I’m certain this movie might have it fans and I know really well, this will be an easy movie to hate on. But at the end of day, all these cast and crew members wanted to do was make a good movie. However, a troubled script can’t save the day. I feel really bad for not liking this because I wanted to give this new incarnation a chance. I wanted to walk out of the theater and admit I was wrong about the whole affair. Sadly, that is not that day. Paul Feig’s “Ghostbusters” is so flawed that I found myself being emotionally taken out of the movie a lot. I wanted to accept what was on screen, but nothing clicked. The jokes were unfunny, the effects were not memorable and the overall experience was just dull and boring. I literally sat there in my seat trying to find a good joke throughout the whole affair. In the end, I only laughed three times. So far, this has been a dull crop of summer blockbusters and I keep hoping something will come along to break the dullness. To which I am sad to say “Ghostbusters” didn’t answer the call very well here.
P. S. If you are curious about Violet Ramis’ article, click the link below. I really recommend it. It helped me out.
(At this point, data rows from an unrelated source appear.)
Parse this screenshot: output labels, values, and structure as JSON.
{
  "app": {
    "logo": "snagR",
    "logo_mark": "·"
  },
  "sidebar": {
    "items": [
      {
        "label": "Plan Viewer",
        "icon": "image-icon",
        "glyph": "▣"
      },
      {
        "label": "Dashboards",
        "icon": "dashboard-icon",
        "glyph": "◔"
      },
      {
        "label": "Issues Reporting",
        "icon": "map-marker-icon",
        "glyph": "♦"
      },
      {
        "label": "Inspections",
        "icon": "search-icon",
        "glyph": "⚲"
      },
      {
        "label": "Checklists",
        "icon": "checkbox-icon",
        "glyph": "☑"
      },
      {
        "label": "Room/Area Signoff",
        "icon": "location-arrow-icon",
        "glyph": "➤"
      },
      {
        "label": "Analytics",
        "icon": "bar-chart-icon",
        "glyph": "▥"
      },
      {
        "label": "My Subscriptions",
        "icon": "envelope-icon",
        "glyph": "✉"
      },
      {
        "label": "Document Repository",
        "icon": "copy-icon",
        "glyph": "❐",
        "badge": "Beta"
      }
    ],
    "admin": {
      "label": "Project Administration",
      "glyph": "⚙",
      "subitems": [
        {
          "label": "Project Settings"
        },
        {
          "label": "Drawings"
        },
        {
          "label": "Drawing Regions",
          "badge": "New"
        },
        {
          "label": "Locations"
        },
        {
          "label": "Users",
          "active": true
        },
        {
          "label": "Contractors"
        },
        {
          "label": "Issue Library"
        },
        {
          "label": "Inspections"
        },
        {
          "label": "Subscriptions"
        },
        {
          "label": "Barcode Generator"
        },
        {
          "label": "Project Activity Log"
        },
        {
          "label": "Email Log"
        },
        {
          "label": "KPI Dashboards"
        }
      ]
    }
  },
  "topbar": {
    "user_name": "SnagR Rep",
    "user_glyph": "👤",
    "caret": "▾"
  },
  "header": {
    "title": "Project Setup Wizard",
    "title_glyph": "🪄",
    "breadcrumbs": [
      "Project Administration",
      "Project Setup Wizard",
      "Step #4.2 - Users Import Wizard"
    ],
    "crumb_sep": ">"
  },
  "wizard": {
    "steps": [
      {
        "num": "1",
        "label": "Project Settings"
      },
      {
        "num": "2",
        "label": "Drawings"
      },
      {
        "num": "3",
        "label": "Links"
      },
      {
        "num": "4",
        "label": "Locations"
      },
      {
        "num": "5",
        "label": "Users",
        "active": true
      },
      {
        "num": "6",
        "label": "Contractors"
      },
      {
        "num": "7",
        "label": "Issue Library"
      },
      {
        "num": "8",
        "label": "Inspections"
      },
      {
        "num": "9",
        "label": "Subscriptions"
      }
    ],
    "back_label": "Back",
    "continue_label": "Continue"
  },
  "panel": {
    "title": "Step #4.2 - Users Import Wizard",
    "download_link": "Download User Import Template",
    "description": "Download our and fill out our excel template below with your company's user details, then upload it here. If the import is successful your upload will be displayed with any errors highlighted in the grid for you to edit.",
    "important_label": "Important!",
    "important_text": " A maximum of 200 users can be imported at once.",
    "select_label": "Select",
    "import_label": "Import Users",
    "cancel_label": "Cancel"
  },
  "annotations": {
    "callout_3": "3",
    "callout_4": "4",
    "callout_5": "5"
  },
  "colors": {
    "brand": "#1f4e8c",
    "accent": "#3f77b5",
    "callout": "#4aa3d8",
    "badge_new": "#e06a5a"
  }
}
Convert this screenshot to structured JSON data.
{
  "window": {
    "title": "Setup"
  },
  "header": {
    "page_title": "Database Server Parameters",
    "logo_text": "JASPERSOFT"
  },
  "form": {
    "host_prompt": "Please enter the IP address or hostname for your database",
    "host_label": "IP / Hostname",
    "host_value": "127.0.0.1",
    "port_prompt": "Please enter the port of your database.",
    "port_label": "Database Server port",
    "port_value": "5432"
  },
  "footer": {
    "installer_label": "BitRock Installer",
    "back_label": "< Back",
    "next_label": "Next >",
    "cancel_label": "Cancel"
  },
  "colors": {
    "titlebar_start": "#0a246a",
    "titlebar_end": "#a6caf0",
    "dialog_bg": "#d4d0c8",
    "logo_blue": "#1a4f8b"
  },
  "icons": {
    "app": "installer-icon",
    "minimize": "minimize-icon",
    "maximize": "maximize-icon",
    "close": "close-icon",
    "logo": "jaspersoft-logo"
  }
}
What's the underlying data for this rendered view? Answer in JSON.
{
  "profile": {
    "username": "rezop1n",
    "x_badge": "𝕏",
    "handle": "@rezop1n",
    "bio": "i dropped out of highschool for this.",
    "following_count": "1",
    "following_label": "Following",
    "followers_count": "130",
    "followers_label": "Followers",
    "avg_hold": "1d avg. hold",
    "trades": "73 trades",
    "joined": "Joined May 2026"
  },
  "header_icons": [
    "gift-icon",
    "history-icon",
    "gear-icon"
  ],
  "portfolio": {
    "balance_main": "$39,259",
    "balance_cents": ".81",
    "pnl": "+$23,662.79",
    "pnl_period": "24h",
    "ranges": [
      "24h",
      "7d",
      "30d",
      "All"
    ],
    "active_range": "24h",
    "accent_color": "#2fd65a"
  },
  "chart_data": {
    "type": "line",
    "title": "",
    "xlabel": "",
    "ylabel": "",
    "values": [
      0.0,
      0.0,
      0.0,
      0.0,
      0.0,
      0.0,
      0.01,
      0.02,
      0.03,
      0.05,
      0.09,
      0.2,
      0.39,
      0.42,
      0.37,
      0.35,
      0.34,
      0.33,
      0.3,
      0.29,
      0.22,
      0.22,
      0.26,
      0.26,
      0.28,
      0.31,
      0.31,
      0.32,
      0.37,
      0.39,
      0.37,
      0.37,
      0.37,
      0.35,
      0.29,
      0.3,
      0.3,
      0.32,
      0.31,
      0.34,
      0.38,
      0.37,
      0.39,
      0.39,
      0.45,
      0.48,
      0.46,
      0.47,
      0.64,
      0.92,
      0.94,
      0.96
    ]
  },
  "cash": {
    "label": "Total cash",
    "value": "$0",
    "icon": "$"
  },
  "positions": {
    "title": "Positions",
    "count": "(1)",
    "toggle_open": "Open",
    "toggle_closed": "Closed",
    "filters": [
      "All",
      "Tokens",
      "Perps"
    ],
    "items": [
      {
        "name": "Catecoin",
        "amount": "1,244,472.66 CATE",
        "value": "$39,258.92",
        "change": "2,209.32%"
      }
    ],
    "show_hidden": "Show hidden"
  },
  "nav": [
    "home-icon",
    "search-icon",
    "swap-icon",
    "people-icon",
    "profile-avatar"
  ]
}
Posted on July 15, 2016, in In Theaters (Sort of), Thoughts on Hollywood and Stuff, Uncategorized, Why the Hate? and tagged 1984, 2016, Bill Murray, Chris Helmsworth, Comedy, Dan Aykroid, Ernie Hudson, Female, Ghostbusters, ghosts, Harold Ramis, Horror, Kate McKinnon, Kristen Wigg, Leslie Jones, Melissa McCarthy, Neil Casey, Paul Feig, Reboot, remake, Slimer, Summer Blockbuster, Supernatural. Bookmark the permalink. Leave a comment.